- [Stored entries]

####################

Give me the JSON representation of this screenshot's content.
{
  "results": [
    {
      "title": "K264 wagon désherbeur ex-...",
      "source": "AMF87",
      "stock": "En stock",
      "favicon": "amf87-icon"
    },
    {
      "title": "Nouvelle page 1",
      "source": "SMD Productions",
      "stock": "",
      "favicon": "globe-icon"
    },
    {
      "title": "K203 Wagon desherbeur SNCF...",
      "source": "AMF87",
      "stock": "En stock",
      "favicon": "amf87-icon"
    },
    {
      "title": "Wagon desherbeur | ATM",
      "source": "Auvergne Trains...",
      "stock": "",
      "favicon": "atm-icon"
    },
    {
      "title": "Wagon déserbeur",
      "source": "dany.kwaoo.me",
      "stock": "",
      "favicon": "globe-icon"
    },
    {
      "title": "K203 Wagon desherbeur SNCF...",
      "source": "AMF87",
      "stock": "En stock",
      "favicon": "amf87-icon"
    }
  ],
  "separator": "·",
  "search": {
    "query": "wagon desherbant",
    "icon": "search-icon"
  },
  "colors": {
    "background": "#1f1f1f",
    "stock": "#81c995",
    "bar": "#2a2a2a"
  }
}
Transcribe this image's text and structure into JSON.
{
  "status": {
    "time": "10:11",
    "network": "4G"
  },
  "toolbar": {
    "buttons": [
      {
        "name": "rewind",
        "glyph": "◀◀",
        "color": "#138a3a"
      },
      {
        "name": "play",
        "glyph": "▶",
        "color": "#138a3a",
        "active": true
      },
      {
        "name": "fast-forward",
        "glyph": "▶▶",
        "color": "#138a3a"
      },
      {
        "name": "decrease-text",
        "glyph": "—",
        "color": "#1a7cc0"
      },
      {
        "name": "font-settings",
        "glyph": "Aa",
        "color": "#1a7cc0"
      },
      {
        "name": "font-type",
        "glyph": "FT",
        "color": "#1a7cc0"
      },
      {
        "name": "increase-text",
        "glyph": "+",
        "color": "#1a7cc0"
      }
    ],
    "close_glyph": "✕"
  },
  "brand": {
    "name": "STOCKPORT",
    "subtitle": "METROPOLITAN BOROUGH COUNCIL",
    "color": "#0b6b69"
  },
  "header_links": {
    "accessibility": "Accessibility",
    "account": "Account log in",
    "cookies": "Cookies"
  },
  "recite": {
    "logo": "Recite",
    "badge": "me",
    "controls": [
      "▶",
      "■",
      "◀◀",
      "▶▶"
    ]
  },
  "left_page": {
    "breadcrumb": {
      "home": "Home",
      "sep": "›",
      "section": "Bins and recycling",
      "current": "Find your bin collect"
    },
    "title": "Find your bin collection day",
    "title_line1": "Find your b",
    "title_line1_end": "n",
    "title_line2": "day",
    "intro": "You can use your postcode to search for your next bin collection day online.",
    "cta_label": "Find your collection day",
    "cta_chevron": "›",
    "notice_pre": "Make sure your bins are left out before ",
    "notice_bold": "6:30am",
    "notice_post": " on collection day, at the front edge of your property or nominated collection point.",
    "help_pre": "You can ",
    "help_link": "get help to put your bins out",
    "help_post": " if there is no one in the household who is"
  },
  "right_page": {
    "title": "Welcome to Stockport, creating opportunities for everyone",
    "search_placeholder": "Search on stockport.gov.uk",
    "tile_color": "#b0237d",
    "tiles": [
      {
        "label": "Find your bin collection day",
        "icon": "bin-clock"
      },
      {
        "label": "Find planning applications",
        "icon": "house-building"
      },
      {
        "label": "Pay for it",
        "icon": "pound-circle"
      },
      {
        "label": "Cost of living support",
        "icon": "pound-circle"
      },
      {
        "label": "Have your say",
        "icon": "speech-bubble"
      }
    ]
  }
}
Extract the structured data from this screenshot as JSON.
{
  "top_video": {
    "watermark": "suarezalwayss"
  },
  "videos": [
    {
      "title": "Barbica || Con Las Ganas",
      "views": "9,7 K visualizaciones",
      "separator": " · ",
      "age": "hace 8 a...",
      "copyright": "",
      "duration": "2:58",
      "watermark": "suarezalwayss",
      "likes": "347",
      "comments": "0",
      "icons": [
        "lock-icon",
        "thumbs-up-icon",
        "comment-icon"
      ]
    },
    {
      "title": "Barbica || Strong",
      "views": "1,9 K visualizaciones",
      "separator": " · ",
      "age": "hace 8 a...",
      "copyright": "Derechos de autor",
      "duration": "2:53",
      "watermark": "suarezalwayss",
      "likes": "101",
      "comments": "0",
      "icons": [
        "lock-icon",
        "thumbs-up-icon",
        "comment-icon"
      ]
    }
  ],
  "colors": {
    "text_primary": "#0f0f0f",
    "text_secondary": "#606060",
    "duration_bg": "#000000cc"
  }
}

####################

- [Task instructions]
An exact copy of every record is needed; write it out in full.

- [Reply]
Give me the JSON representation of this screenshot's content.
{
  "results": [
    {
      "title": "K264 wagon désherbeur ex-...",
      "source": "AMF87",
      "stock": "En stock",
      "favicon": "amf87-icon"
    },
    {
      "title": "Nouvelle page 1",
      "source": "SMD Productions",
      "stock": "",
      "favicon": "globe-icon"
    },
    {
      "title": "K203 Wagon desherbeur SNCF...",
      "source": "AMF87",
      "stock": "En stock",
      "favicon": "amf87-icon"
    },
    {
      "title": "Wagon desherbeur | ATM",
      "source": "Auvergne Trains...",
      "stock": "",
      "favicon": "atm-icon"
    },
    {
      "title": "Wagon déserbeur",
      "source": "dany.kwaoo.me",
      "stock": "",
      "favicon": "globe-icon"
    },
    {
      "title": "K203 Wagon desherbeur SNCF...",
      "source": "AMF87",
      "stock": "En stock",
      "favicon": "amf87-icon"
    }
  ],
  "separator": "·",
  "search": {
    "query": "wagon desherbant",
    "icon": "search-icon"
  },
  "colors": {
    "background": "#1f1f1f",
    "stock": "#81c995",
    "bar": "#2a2a2a"
  }
}
Transcribe this image's text and structure into JSON.
{
  "status": {
    "time": "10:11",
    "network": "4G"
  },
  "toolbar": {
    "buttons": [
      {
        "name": "rewind",
        "glyph": "◀◀",
        "color": "#138a3a"
      },
      {
        "name": "play",
        "glyph": "▶",
        "color": "#138a3a",
        "active": true
      },
      {
        "name": "fast-forward",
        "glyph": "▶▶",
        "color": "#138a3a"
      },
      {
        "name": "decrease-text",
        "glyph": "—",
        "color": "#1a7cc0"
      },
      {
        "name": "font-settings",
        "glyph": "Aa",
        "color": "#1a7cc0"
      },
      {
        "name": "font-type",
        "glyph": "FT",
        "color": "#1a7cc0"
      },
      {
        "name": "increase-text",
        "glyph": "+",
        "color": "#1a7cc0"
      }
    ],
    "close_glyph": "✕"
  },
  "brand": {
    "name": "STOCKPORT",
    "subtitle": "METROPOLITAN BOROUGH COUNCIL",
    "color": "#0b6b69"
  },
  "header_links": {
    "accessibility": "Accessibility",
    "account": "Account log in",
    "cookies": "Cookies"
  },
  "recite": {
    "logo": "Recite",
    "badge": "me",
    "controls": [
      "▶",
      "■",
      "◀◀",
      "▶▶"
    ]
  },
  "left_page": {
    "breadcrumb": {
      "home": "Home",
      "sep": "›",
      "section": "Bins and recycling",
      "current": "Find your bin collect"
    },
    "title": "Find your bin collection day",
    "title_line1": "Find your b",
    "title_line1_end": "n",
    "title_line2": "day",
    "intro": "You can use your postcode to search for your next bin collection day online.",
    "cta_label": "Find your collection day",
    "cta_chevron": "›",
    "notice_pre": "Make sure your bins are left out before ",
    "notice_bold": "6:30am",
    "notice_post": " on collection day, at the front edge of your property or nominated collection point.",
    "help_pre": "You can ",
    "help_link": "get help to put your bins out",
    "help_post": " if there is no one in the household who is"
  },
  "right_page": {
    "title": "Welcome to Stockport, creating opportunities for everyone",
    "search_placeholder": "Search on stockport.gov.uk",
    "tile_color": "#b0237d",
    "tiles": [
      {
        "label": "Find your bin collection day",
        "icon": "bin-clock"
      },
      {
        "label": "Find planning applications",
        "icon": "house-building"
      },
      {
        "label": "Pay for it",
        "icon": "pound-circle"
      },
      {
        "label": "Cost of living support",
        "icon": "pound-circle"
      },
      {
        "label": "Have your say",
        "icon": "speech-bubble"
      }
    ]
  }
}
Extract the structured data from this screenshot as JSON.
{
  "top_video": {
    "watermark": "suarezalwayss"
  },
  "videos": [
    {
      "title": "Barbica || Con Las Ganas",
      "views": "9,7 K visualizaciones",
      "separator": " · ",
      "age": "hace 8 a...",
      "copyright": "",
      "duration": "2:58",
      "watermark": "suarezalwayss",
      "likes": "347",
      "comments": "0",
      "icons": [
        "lock-icon",
        "thumbs-up-icon",
        "comment-icon"
      ]
    },
    {
      "title": "Barbica || Strong",
      "views": "1,9 K visualizaciones",
      "separator": " · ",
      "age": "hace 8 a...",
      "copyright": "Derechos de autor",
      "duration": "2:53",
      "watermark": "suarezalwayss",
      "likes": "101",
      "comments": "0",
      "icons": [
        "lock-icon",
        "thumbs-up-icon",
        "comment-icon"
      ]
    }
  ],
  "colors": {
    "text_primary": "#0f0f0f",
    "text_secondary": "#606060",
    "duration_bg": "#000000cc"
  }
}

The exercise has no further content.